13) to the function ψ : (y1 , y2 ) → (x1 , x2 ) defined above. As the Jacobian of ψ is J = 1/2, we have: fX1 ,X2 (x1 , x2 ) = 1 1 −x1 /2 1 1 e × = e−x1 /2 × 2π 2 2 2π for x1 ∈ (0, ∞) and x2 ∈ (0, 2π). By integrating over appropriate domains, we can compute the marginals of X1 and X2 . We easily read that X1 is exponential with rate 1/2 and X2 is uniformly distributed on the interval [0, 2π]. d. are independent standard normals. Furthermore, if U1 , U2 ∼ U[0, 1], then −2 ln U1 is exponential with rate 1/2 and 2πU2 is uniform on [0, 2π].
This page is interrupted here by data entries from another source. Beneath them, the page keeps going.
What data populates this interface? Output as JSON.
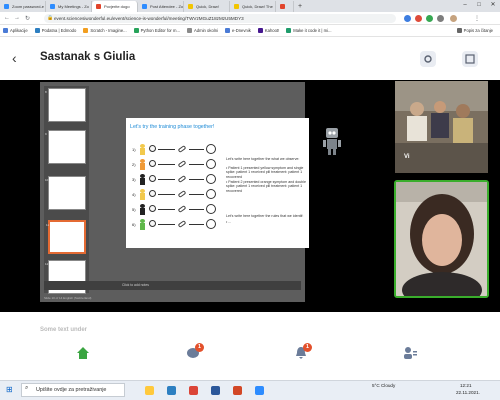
{
  "browser": {
    "tabs": [
      {
        "label": "Zoom password-e",
        "color": "#2d8cff"
      },
      {
        "label": "My Meetings - Zo",
        "color": "#2d8cff"
      },
      {
        "label": "Povjerite dogo",
        "color": "#e1442b"
      },
      {
        "label": "Post Attendee - Zo",
        "color": "#2d8cff"
      },
      {
        "label": "Quick, Draw!",
        "color": "#f2c500"
      },
      {
        "label": "Quick, Draw! The",
        "color": "#f2c500"
      },
      {
        "label": "",
        "color": "#e1442b"
      }
    ],
    "new_tab": "+",
    "url": "event.sciencesiwonderful.eu/event/science-is-wonderful/meeting/TWVzMGuZ18zMzU5MDY3",
    "bookmarks": [
      {
        "label": "Aplikacije",
        "color": "#4a7bd6"
      },
      {
        "label": "Podatna | Edmodo",
        "color": "#2d7fc1"
      },
      {
        "label": "Scratch - Imagine...",
        "color": "#f29e1f"
      },
      {
        "label": "Python Editor for m...",
        "color": "#27a35a"
      },
      {
        "label": "Admin okolni",
        "color": "#8a8a8a"
      },
      {
        "label": "e-Dnevnik",
        "color": "#4a7bd6"
      },
      {
        "label": "Kahoot!",
        "color": "#46178f"
      },
      {
        "label": "Make it code it | mi...",
        "color": "#1e9c6b"
      },
      {
        "label": "Popis za čitanje",
        "color": "#666"
      }
    ]
  },
  "header": {
    "back": "‹",
    "title": "Sastanak s Giulia"
  },
  "slide": {
    "title": "Let's try the training phase together!",
    "row_nums": [
      "1)",
      "2)",
      "3)",
      "4)",
      "5)",
      "6)"
    ],
    "observe_intro": "Let's write here together the what we observe:",
    "observations": [
      "Patient 1 presented yellow symptom and single spike: patient 1 received pill treatment: patient 1 recovered",
      "Patient 2 presented orange symptom and double spike: patient 1 received pill treatment: patient 1 recovered"
    ],
    "rules_intro": "Let's write here together the rules that we identif:",
    "rules_bullet": "..."
  },
  "notes_label": "Click to add notes",
  "status_bar": "Slide 10 of 14     English (Switzerland)",
  "thumb_numbers": [
    "8",
    "9",
    "10",
    "11",
    "12"
  ],
  "participant_label": "Vi",
  "peek_text": "Some text under",
  "nav": {
    "chat_badge": "1",
    "notif_badge": "1"
  },
  "taskbar": {
    "search_placeholder": "Upišite ovdje za pretraživanje",
    "weather": "5°C  Cloudy",
    "time": "12:21",
    "date": "22.11.2021."
  },
  "colors": {
    "participant_border": "#3aad2c",
    "badge": "#e3512c",
    "slide_title": "#1e8bd6",
    "selected_thumb": "#e46a33"
  }
}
Example (Absolute normal distribution) The exponential density is gE (1) (x) := e−x 1R+ (x). The absolute value of a standard normal N (0, 1) has density: f|N (0,1)| (x) := d d P(|Z| ≤ x) = dx dx x 2 2 fN (0,1) (x) dx = √ e−x /2 . 2π −x An upper bound for the ratio between f|N (0,1)| and gE (1) is given by f|N (0,1)| (x) 2 2 = √ e−x /2+x = fExp (x) 2π 2e −(x−1)2 /2 e ≤ π 2e =: C. π The method provides a sample from the absolute value of a normal by sampling from the exponential distribution. f.